• Exercise
Check every line of the data and copy the ones where "Dest" appears.

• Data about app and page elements
+ + + + +

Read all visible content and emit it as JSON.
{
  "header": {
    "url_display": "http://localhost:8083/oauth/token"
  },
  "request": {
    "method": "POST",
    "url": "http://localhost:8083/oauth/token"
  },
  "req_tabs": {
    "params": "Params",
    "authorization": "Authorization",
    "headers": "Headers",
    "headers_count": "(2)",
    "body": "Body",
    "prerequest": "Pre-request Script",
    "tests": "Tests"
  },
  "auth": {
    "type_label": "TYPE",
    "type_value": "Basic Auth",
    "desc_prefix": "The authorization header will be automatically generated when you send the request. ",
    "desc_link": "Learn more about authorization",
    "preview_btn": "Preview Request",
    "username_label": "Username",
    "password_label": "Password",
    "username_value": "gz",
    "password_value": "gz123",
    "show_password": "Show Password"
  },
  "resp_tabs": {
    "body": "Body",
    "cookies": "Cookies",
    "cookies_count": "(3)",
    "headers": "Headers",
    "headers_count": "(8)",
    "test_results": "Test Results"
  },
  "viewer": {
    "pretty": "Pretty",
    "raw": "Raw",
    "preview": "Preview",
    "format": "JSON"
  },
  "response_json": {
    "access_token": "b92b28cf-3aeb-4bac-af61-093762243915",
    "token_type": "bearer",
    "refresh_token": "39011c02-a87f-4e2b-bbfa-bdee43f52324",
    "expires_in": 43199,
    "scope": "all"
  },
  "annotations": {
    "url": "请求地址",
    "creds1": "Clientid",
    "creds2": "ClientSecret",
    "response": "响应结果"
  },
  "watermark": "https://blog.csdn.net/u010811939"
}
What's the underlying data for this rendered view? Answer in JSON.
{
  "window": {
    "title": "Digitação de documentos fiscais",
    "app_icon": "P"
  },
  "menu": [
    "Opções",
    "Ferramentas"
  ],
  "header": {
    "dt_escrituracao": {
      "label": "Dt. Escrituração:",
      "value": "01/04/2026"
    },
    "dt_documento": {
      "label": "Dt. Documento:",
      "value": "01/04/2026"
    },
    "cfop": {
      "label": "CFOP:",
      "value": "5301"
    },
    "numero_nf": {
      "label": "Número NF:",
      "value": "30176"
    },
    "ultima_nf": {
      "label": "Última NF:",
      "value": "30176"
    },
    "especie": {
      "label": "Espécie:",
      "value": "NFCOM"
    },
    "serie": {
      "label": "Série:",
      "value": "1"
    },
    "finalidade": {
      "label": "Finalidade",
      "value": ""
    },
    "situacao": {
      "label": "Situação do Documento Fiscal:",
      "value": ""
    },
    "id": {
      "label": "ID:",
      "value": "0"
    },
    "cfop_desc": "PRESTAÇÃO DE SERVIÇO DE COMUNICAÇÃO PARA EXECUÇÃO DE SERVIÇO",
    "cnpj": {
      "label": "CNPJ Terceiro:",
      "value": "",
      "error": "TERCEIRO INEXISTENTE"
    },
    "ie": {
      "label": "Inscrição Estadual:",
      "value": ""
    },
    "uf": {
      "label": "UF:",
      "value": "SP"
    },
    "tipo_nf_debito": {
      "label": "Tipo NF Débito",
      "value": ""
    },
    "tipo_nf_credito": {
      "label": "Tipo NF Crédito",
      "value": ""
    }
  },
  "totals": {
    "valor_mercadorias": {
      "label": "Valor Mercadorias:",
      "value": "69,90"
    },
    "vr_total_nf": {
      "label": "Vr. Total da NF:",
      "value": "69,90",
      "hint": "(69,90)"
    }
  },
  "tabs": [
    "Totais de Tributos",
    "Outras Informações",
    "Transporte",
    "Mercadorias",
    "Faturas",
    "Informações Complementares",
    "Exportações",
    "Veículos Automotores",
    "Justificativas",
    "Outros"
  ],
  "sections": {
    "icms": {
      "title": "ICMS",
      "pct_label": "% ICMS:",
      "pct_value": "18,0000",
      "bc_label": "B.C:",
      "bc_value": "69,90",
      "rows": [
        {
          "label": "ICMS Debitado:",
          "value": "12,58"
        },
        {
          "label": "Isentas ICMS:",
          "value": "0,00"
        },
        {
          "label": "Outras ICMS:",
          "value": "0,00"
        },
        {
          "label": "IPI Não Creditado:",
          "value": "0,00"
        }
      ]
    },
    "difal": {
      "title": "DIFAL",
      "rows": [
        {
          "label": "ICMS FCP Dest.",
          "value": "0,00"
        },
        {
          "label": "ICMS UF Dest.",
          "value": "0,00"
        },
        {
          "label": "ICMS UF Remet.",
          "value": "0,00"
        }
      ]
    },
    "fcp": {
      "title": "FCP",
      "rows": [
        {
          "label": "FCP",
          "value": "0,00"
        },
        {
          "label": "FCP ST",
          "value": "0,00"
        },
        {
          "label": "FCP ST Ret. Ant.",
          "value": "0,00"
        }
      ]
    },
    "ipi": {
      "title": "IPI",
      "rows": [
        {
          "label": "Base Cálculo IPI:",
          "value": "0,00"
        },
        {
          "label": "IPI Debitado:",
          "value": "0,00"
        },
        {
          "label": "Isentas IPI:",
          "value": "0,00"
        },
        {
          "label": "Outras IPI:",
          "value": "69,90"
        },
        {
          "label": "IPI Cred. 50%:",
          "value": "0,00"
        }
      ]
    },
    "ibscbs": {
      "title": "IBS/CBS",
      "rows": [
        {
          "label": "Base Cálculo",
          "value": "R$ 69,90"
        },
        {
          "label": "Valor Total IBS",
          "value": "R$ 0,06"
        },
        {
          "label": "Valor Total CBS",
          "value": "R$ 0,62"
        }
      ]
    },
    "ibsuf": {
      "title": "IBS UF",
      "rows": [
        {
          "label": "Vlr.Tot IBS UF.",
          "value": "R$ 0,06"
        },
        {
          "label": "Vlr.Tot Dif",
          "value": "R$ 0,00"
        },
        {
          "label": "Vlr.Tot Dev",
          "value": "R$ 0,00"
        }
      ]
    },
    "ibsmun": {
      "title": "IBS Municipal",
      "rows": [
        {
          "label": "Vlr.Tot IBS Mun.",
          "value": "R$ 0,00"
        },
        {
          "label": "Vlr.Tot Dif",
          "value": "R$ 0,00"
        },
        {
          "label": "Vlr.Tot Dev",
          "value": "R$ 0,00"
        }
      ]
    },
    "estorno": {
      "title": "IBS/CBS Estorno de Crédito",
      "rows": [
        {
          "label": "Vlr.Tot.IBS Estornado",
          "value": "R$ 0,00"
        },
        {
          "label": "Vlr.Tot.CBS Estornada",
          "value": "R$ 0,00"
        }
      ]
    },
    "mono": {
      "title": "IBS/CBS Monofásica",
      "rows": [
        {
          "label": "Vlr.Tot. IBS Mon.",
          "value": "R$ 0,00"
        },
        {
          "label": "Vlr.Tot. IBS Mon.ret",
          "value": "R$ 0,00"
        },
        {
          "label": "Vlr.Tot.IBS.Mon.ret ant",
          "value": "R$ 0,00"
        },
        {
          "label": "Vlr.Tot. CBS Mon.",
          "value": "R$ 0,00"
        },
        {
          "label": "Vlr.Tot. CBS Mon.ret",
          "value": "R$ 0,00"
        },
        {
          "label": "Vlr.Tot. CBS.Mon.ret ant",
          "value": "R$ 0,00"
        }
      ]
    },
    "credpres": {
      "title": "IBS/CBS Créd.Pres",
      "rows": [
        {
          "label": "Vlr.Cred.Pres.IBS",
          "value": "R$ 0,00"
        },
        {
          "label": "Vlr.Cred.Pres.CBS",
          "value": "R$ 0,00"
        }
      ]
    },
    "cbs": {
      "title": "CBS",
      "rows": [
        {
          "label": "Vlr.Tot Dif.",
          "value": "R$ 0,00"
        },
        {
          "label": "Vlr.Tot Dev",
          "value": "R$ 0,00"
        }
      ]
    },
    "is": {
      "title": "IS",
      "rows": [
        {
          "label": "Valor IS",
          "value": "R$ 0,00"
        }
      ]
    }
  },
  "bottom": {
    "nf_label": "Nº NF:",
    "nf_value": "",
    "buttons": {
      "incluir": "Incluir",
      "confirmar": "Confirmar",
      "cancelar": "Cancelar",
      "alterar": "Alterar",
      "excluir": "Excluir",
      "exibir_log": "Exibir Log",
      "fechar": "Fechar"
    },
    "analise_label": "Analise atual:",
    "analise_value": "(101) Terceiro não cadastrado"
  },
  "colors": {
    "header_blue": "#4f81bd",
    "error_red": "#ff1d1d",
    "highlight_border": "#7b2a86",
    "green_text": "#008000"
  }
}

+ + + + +

• Output for this task
          "label": "ICMS FCP Dest.",
          "label": "ICMS UF Dest.",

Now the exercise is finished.